Extracted data entries
┄┄┄┄┄┄┄┄┄┄

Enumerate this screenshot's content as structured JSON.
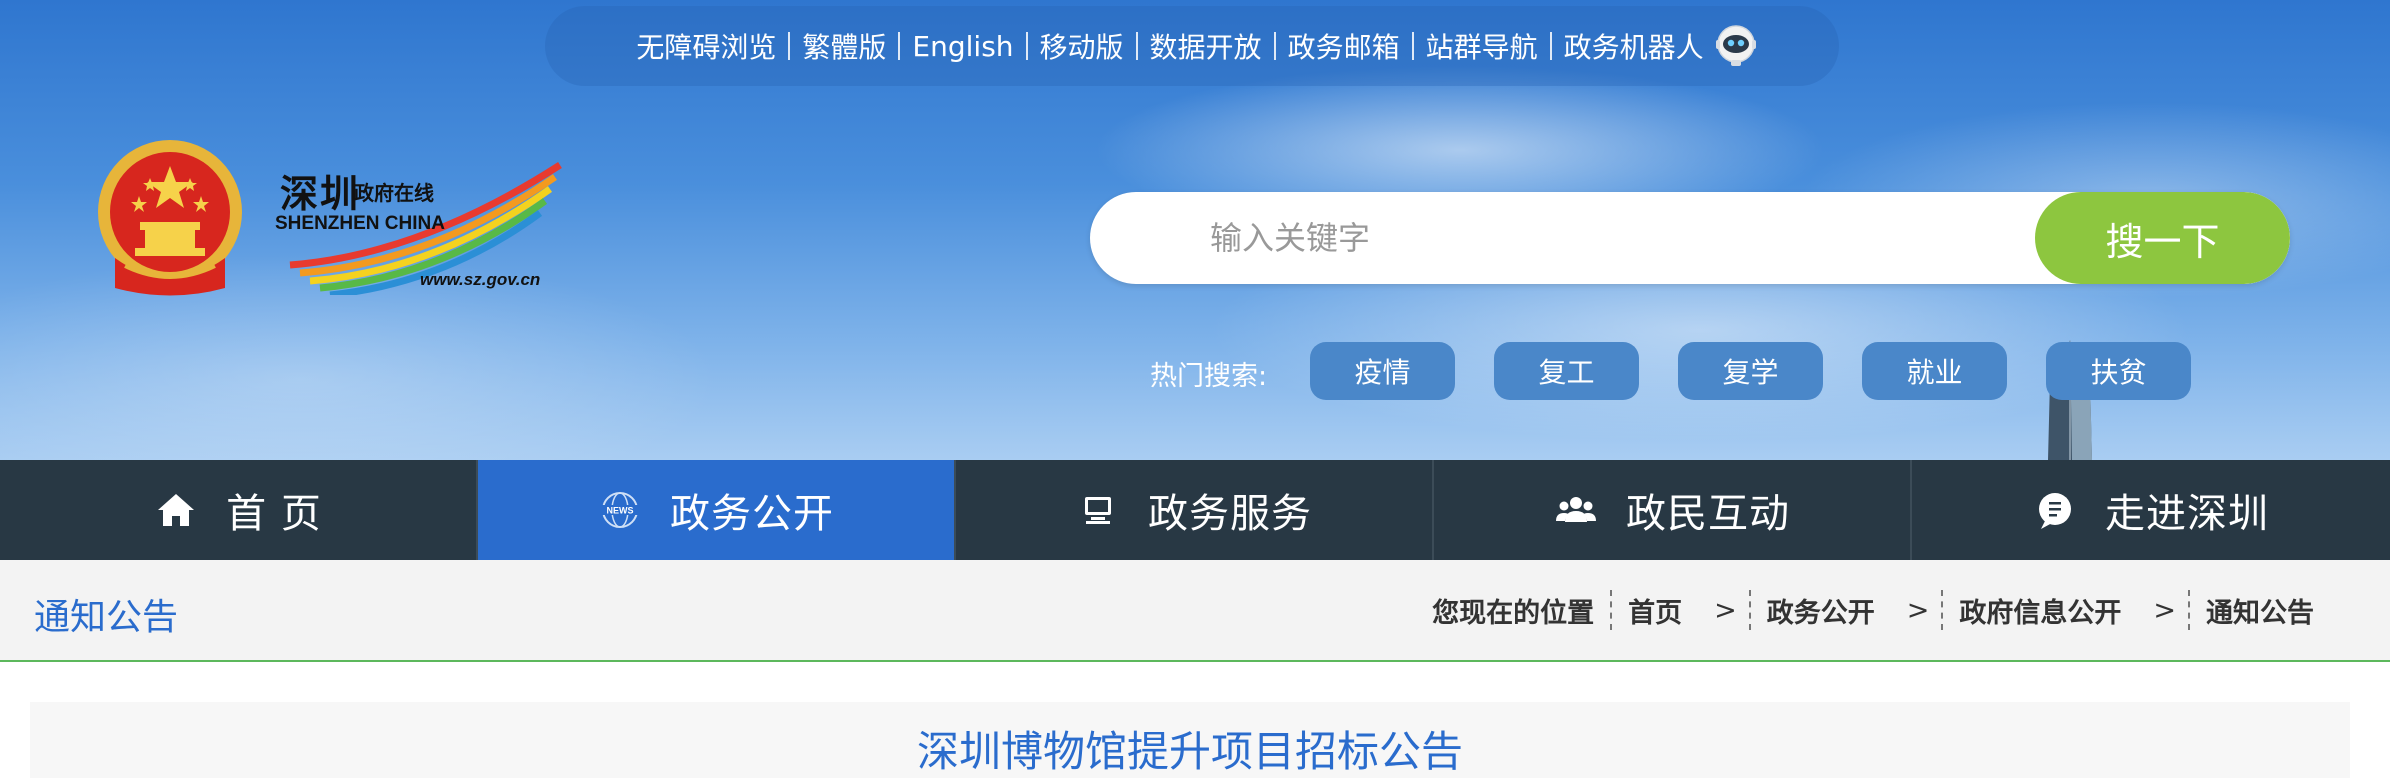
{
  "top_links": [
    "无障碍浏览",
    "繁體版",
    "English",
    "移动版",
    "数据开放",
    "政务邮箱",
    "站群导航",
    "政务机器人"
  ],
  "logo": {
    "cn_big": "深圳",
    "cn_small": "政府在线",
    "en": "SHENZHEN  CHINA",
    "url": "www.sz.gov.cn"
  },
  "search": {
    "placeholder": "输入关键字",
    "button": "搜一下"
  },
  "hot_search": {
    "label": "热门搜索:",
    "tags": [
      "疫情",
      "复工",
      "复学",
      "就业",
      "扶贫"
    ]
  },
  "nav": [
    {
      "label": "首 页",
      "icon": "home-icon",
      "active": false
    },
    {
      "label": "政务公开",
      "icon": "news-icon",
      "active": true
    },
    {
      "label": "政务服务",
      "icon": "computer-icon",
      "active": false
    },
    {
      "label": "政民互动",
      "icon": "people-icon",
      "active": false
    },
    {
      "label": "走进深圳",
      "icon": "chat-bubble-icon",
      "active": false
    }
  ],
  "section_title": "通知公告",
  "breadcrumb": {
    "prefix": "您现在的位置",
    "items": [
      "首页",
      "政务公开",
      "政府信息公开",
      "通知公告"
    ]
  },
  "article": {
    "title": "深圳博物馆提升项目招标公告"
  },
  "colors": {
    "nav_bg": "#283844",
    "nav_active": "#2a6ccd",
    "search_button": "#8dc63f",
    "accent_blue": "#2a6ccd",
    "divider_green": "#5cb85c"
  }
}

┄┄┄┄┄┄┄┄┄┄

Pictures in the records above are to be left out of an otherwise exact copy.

Your response ::
Enumerate this screenshot's content as structured JSON.
{
  "top_links": [
    "无障碍浏览",
    "繁體版",
    "English",
    "移动版",
    "数据开放",
    "政务邮箱",
    "站群导航",
    "政务机器人"
  ],
  "logo": {
    "cn_big": "深圳",
    "cn_small": "政府在线",
    "en": "SHENZHEN  CHINA",
    "url": "www.sz.gov.cn"
  },
  "search": {
    "placeholder": "输入关键字",
    "button": "搜一下"
  },
  "hot_search": {
    "label": "热门搜索:",
    "tags": [
      "疫情",
      "复工",
      "复学",
      "就业",
      "扶贫"
    ]
  },
  "nav": [
    {
      "label": "首 页",
      "icon": "home-icon",
      "active": false
    },
    {
      "label": "政务公开",
      "icon": "news-icon",
      "active": true
    },
    {
      "label": "政务服务",
      "icon": "computer-icon",
      "active": false
    },
    {
      "label": "政民互动",
      "icon": "people-icon",
      "active": false
    },
    {
      "label": "走进深圳",
      "icon": "chat-bubble-icon",
      "active": false
    }
  ],
  "section_title": "通知公告",
  "breadcrumb": {
    "prefix": "您现在的位置",
    "items": [
      "首页",
      "政务公开",
      "政府信息公开",
      "通知公告"
    ]
  },
  "article": {
    "title": "深圳博物馆提升项目招标公告"
  },
  "colors": {
    "nav_bg": "#283844",
    "nav_active": "#2a6ccd",
    "search_button": "#8dc63f",
    "accent_blue": "#2a6ccd",
    "divider_green": "#5cb85c"
  }
}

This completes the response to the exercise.